reply to post by Alekto
That's not accurate either because some of us (wait for it) get our power from coal plants.
" A handshake.... some carbon monoxide...."
Levels in Toronto vary a bit, but about 0.15uSv per hour. However, 140km south in Buffalo N.Y. I've seen levels 10 times that and in Bancroft, Canada (about 300km north of me) 50 times that because there are millions of tons of tailings from uranium mines up there.
The problem is "for profit" nuclear energy.. .
Cut corners to save a buck comes back to bite every time.
Energy insiders have long known that the notion of ‘renewable energy’ is a romantic proposition – and an economic bust. But it is amazing what the lure of guaranteed ‘few strings attached’ government subsidies can achieve. Even the Big Oil companies bought into the renewables revolution, albeit mostly for PR reasons. Like Shell, however, many quickly abandoned their fledgling renewable arms. Post-2008, they knew, the subsidy regimes could not last. Neither was the public buying into the new PR message.
And all the signs are – as Germany’s solar sector just went belly up and the UK is made aware of how much every wind job actually costs – that the slow implosion of the renewables revolution is under way.
In June, the sun finally set on Germany’s solar sector with power companies, large and small, seeing their £21 billion investment in solar energy disappear into the ether. As one German commentator wryly observed: “the sun does send an invoice after all”.

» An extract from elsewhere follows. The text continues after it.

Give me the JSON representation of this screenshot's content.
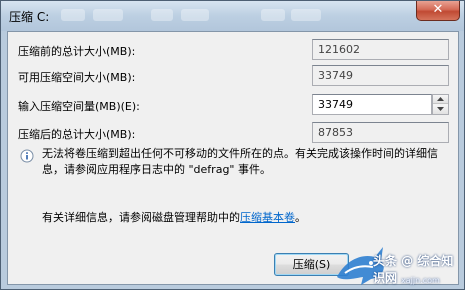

Bosch board chairman Franz Fehrenbach, who had been behind the company’s push into solar energy since 2008 has further admitted that the German solar sector generally is “doomed to die”.
Germany’s SolarWorld and Q-Cells, among other solar companies, lost tens of billions in capital investment.
A new analysis of government and industry figures revealed that every UK wind industry job is effectively subsidized to the tune of £100,000 per year. In some cases it rises to £1.3 million per job. In Scotland, with its 230 onshore windfarms, the figure is £154,000 per job. Even if the highly optimistic maximum projection of 75,000 wind industry jobs by 2020 is realised the figure would only drop to £80,000.
European industry and power stations have already turned to burning millions of imported tonnes of American wood pellets in a desperate bid to keep costs down. And that, as has been reported, is to the detriment of fine forests in the US and a resultant impact on CO2 levels.